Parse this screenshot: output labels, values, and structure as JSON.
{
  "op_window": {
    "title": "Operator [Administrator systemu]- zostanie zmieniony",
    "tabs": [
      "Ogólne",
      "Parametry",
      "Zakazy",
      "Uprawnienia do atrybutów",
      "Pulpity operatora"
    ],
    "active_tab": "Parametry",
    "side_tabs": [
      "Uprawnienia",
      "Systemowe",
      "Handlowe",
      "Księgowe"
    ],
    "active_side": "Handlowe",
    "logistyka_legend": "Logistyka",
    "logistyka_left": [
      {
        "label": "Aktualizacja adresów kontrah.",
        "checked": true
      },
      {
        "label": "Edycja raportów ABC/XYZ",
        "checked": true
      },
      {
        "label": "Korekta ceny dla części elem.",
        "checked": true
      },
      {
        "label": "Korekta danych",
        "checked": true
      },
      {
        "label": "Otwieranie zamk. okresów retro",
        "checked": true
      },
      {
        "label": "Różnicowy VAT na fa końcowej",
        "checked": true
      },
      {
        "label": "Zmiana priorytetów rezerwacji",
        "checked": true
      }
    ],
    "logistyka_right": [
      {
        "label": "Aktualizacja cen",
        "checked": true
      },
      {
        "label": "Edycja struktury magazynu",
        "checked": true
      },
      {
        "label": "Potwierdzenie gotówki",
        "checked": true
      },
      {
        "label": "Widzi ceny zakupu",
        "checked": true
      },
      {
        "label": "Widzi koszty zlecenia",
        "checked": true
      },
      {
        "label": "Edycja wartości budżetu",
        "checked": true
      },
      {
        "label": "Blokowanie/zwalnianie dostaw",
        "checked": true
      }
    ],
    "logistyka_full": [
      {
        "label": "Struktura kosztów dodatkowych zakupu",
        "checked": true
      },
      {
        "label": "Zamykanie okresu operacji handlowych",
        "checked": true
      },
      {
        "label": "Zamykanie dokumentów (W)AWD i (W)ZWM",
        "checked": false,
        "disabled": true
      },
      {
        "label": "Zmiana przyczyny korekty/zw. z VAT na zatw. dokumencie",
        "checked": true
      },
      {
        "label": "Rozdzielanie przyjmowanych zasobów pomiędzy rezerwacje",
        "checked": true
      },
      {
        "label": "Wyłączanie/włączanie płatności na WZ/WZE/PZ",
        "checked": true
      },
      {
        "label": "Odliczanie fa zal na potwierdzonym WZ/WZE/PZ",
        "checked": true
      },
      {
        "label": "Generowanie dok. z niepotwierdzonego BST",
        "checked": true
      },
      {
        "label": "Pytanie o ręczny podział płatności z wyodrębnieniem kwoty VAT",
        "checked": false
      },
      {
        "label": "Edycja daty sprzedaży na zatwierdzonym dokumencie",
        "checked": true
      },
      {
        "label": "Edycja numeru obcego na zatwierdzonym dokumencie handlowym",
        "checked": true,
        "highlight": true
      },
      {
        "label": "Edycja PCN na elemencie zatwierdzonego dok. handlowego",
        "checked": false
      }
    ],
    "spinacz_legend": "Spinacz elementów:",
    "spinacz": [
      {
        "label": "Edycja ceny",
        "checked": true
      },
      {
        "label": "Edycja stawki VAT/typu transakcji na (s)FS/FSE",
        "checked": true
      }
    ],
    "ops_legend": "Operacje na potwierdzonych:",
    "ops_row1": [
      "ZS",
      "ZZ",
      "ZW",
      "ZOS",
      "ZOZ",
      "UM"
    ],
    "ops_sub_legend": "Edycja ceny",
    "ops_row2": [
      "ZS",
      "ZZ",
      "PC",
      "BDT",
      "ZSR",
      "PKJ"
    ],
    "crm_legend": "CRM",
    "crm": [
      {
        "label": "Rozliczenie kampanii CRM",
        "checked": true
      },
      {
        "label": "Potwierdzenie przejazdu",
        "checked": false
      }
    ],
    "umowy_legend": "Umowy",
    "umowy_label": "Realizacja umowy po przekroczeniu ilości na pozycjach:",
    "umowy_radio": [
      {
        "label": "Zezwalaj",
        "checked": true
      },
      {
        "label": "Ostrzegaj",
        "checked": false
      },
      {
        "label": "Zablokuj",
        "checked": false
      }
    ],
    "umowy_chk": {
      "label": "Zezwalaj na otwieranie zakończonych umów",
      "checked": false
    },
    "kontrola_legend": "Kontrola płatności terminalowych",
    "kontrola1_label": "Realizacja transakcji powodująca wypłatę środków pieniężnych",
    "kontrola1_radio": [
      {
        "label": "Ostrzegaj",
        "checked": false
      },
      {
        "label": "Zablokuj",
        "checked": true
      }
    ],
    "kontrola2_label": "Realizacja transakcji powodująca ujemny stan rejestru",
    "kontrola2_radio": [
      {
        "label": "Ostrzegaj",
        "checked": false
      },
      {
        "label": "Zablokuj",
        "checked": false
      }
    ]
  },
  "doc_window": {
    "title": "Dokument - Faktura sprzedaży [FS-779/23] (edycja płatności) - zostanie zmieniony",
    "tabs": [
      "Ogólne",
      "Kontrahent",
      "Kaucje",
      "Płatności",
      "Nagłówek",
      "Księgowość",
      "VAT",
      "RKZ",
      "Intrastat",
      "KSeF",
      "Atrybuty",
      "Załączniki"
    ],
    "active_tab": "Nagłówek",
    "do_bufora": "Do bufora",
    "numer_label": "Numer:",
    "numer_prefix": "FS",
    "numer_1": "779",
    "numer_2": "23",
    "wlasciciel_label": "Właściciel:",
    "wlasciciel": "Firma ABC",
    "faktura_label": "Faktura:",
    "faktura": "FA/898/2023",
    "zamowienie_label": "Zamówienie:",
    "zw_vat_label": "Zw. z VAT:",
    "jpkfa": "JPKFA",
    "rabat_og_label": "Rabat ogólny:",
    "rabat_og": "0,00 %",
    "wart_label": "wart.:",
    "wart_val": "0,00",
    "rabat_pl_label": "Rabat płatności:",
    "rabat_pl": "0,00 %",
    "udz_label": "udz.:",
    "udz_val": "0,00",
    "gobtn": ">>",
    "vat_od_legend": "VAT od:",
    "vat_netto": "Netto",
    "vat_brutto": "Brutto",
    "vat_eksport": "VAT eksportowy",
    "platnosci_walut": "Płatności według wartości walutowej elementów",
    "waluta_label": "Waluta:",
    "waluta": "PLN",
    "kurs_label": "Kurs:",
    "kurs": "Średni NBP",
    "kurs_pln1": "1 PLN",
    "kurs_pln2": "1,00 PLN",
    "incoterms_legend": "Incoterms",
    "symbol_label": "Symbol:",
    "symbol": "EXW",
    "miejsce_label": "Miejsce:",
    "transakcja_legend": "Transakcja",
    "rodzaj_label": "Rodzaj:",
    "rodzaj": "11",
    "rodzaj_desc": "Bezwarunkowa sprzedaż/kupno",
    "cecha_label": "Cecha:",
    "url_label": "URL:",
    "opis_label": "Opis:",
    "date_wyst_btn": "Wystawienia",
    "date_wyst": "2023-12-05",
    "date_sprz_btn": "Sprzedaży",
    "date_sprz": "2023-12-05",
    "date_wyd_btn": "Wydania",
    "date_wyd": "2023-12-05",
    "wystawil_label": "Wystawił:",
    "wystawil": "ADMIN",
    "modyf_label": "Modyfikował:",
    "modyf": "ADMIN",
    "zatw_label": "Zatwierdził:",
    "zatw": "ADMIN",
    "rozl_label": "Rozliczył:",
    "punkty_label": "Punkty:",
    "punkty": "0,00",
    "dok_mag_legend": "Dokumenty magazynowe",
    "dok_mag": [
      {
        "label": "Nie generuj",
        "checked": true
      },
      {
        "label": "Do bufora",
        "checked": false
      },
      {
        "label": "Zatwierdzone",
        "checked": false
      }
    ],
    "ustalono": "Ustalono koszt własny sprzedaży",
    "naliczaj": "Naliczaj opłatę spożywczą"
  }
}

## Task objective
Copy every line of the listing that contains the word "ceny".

## Answer box
        "label": "Korekta ceny dla części elem.",
        "label": "Widzi ceny zakupu",
        "label": "Edycja ceny",
    "ops_sub_legend": "Edycja ceny",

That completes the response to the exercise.